Treating the ulcers directly
There are several treatments which are designed to be applied directly to the ulcers (that is, ‘local’ treatments). These include mouth washes with steroids and antibiotics, steroid paste, and steroids that can be sprayed on developing ulcers, using dispensers designed for asthmatics. Most of these can only be obtained with a prescription from your doctor. Steroids can also be prescribed to apply to the eye and to ulcers elsewhere.
There are many drugs that can be used to control Behçet’s syndrome. Doctors aim to match the strength of the drug with the seriousness of the problem, since the chances of side-effects are generally higher with the more powerful drugs. Drugs currently being used for Behçet’s syndrome include colchicine, dapsone, corticosteroids (prednisolone), and other drugs which affect the immune system. In addition painkillers of varying strength may be used. (See arc leaflet Drugs and Arthritis as well as leaflets on individual drugs).
How long will the illness last?
Behçet’s syndrome is a long-term problem. It tends to go through phases in which it is better or worse. Sometimes it will improve. The right treatment may prevent new symptoms from appearing and control the existing ones. Because of the many possible problems that can occur, most people with Behçet’s syndrome should have a regular review in a specialist clinic, or at least have easy access to such a clinic.
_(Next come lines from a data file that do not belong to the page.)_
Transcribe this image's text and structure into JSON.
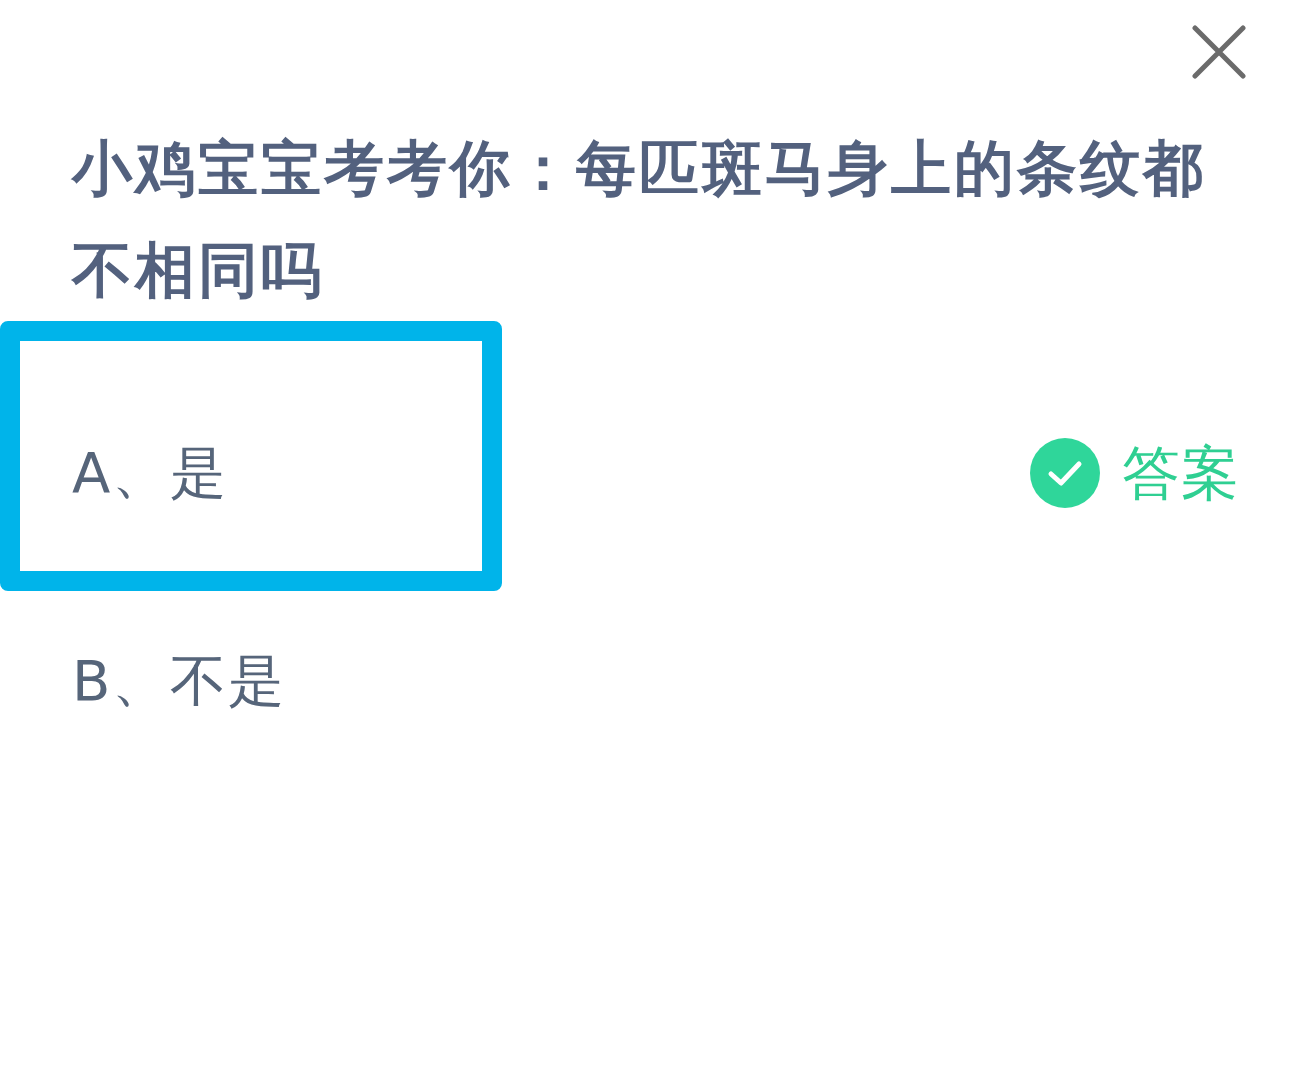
{
  "question": {
    "title": "小鸡宝宝考考你：每匹斑马身上的条纹都不相同吗"
  },
  "options": [
    {
      "label": "A、是",
      "selected": true,
      "correct": true
    },
    {
      "label": "B、不是",
      "selected": false,
      "correct": false
    }
  ],
  "answer_label": "答案"
}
How many different specialists do I need to see?
Since it can affect many different parts of the body, someone with Behçet’s syndrome may need to be seen by several different specialists. Ideally, one specialist will coordinate the treatment, and this role is often taken on by a rheumatologist or immunologist, often in conjunction with an ophthalmologist (who deals with the eyes). Other specialists often involved include:
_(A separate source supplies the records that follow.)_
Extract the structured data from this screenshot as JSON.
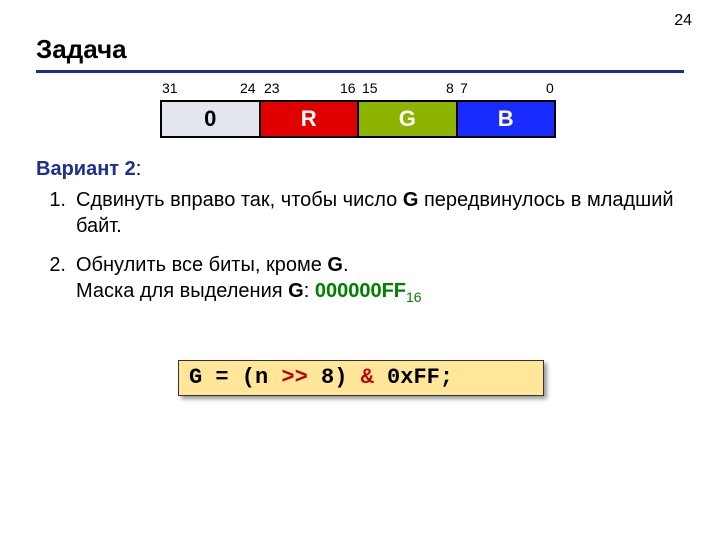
{
  "page_number": "24",
  "title": "Задача",
  "bit_labels": {
    "b31": "31",
    "b24": "24",
    "b23": "23",
    "b16": "16",
    "b15": "15",
    "b8": "8",
    "b7": "7",
    "b0": "0"
  },
  "bytes": {
    "zero": "0",
    "r": "R",
    "g": "G",
    "b": "B"
  },
  "variant": {
    "label": "Вариант 2",
    "colon": ":"
  },
  "steps": {
    "s1": {
      "num": "1.",
      "text_a": "Сдвинуть вправо так, чтобы число ",
      "g": "G",
      "text_b": " передвинулось в младший байт."
    },
    "s2": {
      "num": "2.",
      "text_a": "Обнулить все биты, кроме ",
      "g": "G",
      "text_b": ".",
      "line2a": "Маска для выделения ",
      "g2": "G",
      "line2b": ": ",
      "mask": "000000FF",
      "mask_sub": "16"
    }
  },
  "code": {
    "pre": "G = (n ",
    "shift": ">>",
    "mid": " 8) ",
    "amp": "&",
    "post": " 0xFF;"
  }
}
- Gynaecologist/Obstetrician/Genito-Urinary Medicine specialist (or VD/STD clinic) – for genital ulcers
- Dermatologist – for skin problems
- Neurologist – for problems affecting the nervous system
- Oral Medicine specialist/Gastroenterologist – for mouth or bowel problems
- Paediatrician – for children.
A person with Behçet’s syndrome may be sent to one of these specialists as a precautionary measure, or for specialised investigations and treatment.
Is having a family affected by Behçet’s syndrome?
There is no reason why anyone with Behçet’s syndrome should not aim to have children. The chances of children inheriting Behçet’s syndrome are very low. However, some of the drugs used to treat the syndrome can affect sperm, eggs, fertility or even the baby. So it is important for a woman or a man with Behçet’s syndrome to discuss any plans for starting a family with her or his doctor.
Autoimmune disease – a disorder of the body’s defence mechanism (immune system) in which antibodies and other parts of the immune system attack the body’s own tissue by mistake.
CRP – C-reactive protein. Concentrations of this protein in the blood can be measured to test for inflammation or disease activity.
Computer tomographic (CT) scan – a type of scan which records images of sections or ‘slices’ of the body using x-rays. These images are then transformed by a computer into cross-sectional pictures.
ESR – erythrocyte sedimentation rate. This test shows the level of inflammation in the body. It is based on the speed at which red blood cells (erythrocytes) settle in a sample of blood.
Magnetic resonance imaging (MRI) – a type of scan which uses a strong magnetic field to build up pictures of the inside of the body. It works by detecting water molecules in the body’s tissue which give out a characteristic signal in the magnetic field.
Vasculitis – inflammation of a blood vessel resulting in changes in blood flow (see arc booklet Vasculitis).